Last week I filled in forms to examine for next summer’s GCSEs. At the ‘Choose subject’ box I hesitated – should I put down English Language as my first choice of paper to mark, or English Literature? Having marked GCSE English Literature in the past, this would be the easier task – on the other hand, would it not perhaps be useful for myself, more in accordance with the teaching I do over the year, to opt to mark English Language? I didn’t spend long deciding: and chose English Literature.
I have long had misgivings about what the GCSE English language exam requires from students in terms of their reading, thinking and writing about everyday texts. These surface almost every time I open a GCSE English textbook, and look for worthwhile exercises to set. The emphasis page after page on a microscopic scrutiny of language devices and media techniques employed in such prosaic forms as the informative website, the glossy advertisement or the newspaper editorial, dampens my spirits – and I would imagine, must equally depress many students and their teachers. Surely the study and practice of English for public examination at 16 need not be as arid as this?

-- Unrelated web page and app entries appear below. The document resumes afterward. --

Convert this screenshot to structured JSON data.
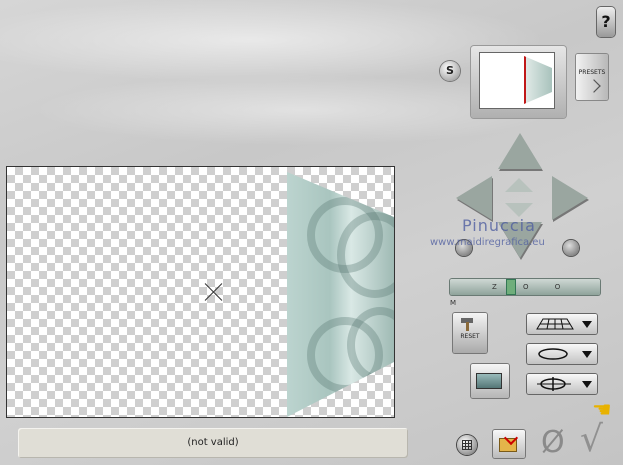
{
  "status": {
    "text": "(not valid)"
  },
  "top": {
    "help_label": "?",
    "shadow_label": "S"
  },
  "presets": {
    "label": "PRESETS"
  },
  "watermark": {
    "name": "Pinuccia",
    "url": "www.maidiregrafica.eu"
  },
  "zoom": {
    "label": "Z O O M"
  },
  "reset": {
    "label": "RESET"
  },
  "buttons": {
    "cancel_symbol": "Ø",
    "ok_symbol": "√",
    "pointer_symbol": "☚"
  }
}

To illustrate what I mean, here is detail of an exercise in analysing a letter of argument to a newspaper. The textbook from which it is taken was published by a leading examination board in 2010. The argument advanced is that motorists should drive with more thought for cyclists – a good and relevant topic for teenagers. However, the associated task does not lead to any discussion of issues and experiences ; instead it has the student focus on rhetorical analysis: matching certain phrases in the letter, such as – It makes me so cross – My husband is a keen cyclist who has been riding bikes for many years – just a few cuts and bruises – It happens all too often – Some cyclists may be putting themselves in danger – to comment statements, such as – implies a criticism by asking a question rather than directly attacking – shows that she has a knowledge of the subject – states her feelings in a very measured way – understates any possibly ‘dramatic’ information – recognises there are two sides to a problem. … and so on.
The sample given is incomplete, so I don’t recommend trying it: but the point is, how can this type of exercise be expected to appeal to 16-year-olds aspiring to become more articulate? To me it seems a quite perverse approach to the exploration and cultivation of language. Get the students rather to express their opinions and tell their stories: on the ‘cyclist versus the motorist’ as on all other topical issues , let us have tasks more engaging to the imagination.
Perhaps as the GCSE is phased out and the English Baccalaureate is phased in, some of this will naturally be swept away. We shall see.
But in the mean time, if I am to be an examiner next summer, I hope I get my first choice – to mark the Literature paper.